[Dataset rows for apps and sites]

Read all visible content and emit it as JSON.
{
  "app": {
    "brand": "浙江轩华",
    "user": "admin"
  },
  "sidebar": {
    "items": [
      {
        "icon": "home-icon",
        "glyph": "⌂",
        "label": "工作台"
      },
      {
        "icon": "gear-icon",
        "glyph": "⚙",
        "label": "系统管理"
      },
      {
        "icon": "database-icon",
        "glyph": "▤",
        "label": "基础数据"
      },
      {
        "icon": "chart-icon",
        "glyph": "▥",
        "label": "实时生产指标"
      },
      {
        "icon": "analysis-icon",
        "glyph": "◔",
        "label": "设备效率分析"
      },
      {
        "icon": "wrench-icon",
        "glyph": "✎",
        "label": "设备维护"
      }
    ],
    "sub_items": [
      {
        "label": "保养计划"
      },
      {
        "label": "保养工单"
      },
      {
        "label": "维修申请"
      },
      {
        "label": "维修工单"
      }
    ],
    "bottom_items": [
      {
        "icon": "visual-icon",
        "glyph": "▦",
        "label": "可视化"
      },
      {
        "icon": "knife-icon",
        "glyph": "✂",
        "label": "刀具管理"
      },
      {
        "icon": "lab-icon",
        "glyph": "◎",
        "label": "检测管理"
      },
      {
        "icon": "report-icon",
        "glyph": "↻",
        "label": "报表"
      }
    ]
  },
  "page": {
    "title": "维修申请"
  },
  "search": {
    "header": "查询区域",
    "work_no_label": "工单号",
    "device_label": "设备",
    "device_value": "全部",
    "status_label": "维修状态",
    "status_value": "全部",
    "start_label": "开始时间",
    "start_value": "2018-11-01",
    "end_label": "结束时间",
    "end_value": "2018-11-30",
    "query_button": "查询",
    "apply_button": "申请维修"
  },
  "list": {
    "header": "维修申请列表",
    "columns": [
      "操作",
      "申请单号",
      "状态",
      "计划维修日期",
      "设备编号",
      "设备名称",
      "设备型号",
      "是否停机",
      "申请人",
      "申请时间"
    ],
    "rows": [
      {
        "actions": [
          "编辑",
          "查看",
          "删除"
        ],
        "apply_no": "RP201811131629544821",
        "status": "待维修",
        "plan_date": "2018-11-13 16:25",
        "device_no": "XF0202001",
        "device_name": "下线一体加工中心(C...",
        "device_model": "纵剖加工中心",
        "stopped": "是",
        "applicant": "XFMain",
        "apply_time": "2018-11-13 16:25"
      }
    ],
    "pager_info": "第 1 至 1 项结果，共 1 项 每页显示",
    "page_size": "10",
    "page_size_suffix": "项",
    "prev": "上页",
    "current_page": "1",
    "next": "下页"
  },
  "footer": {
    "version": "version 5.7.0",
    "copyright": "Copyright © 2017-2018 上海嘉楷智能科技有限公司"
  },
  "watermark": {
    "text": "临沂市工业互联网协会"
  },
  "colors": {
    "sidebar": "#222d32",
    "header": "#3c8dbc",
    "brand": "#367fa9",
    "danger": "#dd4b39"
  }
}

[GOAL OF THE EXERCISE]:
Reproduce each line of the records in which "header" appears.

[EXERCISE SOLUTION]:
    "header": "查询区域",
    "header": "维修申请列表",
    "header": "#3c8dbc",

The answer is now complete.